WHAT THE TASK ASKS - Report each line from the listing that the string "lockList" appears in.

RECORDS PROVIDED -
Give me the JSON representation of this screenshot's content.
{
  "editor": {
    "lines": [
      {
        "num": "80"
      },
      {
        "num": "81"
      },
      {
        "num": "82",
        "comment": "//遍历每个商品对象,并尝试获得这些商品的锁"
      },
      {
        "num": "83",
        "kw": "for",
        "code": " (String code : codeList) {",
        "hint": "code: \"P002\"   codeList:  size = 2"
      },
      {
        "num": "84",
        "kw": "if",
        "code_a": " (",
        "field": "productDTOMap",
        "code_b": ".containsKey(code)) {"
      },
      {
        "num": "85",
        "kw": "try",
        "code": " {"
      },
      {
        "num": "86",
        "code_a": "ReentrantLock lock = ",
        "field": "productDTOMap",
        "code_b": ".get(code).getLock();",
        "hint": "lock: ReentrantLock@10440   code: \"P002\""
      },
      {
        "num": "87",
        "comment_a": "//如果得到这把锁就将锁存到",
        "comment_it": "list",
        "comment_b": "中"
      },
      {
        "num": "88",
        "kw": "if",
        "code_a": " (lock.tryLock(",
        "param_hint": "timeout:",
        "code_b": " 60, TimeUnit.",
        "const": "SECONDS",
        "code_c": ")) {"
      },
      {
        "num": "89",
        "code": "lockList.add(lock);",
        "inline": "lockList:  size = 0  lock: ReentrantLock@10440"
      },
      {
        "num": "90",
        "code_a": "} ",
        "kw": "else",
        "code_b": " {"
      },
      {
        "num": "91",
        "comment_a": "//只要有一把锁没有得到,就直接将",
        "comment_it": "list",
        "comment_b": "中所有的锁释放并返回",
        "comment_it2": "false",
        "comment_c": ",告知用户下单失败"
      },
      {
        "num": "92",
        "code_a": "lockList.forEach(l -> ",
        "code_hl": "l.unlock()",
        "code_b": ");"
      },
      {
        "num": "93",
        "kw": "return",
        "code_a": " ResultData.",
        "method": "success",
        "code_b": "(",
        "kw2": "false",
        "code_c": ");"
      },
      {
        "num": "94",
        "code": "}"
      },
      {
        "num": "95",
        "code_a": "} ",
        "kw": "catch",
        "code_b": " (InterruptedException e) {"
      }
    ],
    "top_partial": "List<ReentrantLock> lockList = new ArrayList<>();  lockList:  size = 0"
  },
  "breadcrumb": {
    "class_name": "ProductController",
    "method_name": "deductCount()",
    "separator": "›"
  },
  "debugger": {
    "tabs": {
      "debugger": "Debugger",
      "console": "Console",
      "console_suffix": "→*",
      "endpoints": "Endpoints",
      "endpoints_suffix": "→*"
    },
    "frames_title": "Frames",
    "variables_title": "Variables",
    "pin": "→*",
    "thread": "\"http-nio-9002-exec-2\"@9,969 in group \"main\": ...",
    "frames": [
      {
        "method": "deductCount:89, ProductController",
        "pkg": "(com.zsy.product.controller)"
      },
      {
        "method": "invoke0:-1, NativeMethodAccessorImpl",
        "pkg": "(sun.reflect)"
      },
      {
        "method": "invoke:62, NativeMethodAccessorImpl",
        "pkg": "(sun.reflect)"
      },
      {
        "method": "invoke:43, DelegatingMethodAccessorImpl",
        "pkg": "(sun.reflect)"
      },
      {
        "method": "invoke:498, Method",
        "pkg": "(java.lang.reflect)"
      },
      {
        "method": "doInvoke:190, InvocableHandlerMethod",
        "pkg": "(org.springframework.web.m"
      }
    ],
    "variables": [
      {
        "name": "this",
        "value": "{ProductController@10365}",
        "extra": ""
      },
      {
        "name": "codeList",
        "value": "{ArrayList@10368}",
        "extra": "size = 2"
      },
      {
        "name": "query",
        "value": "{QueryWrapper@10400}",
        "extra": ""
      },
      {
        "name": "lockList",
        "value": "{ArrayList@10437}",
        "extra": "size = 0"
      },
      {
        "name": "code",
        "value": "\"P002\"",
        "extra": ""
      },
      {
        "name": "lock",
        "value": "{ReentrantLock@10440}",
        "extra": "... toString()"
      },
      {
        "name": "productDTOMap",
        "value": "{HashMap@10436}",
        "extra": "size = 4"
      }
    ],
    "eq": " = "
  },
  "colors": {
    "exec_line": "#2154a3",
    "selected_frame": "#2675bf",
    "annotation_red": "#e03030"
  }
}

EXERCISE RESULT -
        "code": "lockList.add(lock);",
        "inline": "lockList:  size = 0  lock: ReentrantLock@10440"
        "code_a": "lockList.forEach(l -> ",
    "top_partial": "List<ReentrantLock> lockList = new ArrayList<>();  lockList:  size = 0"
        "name": "lockList",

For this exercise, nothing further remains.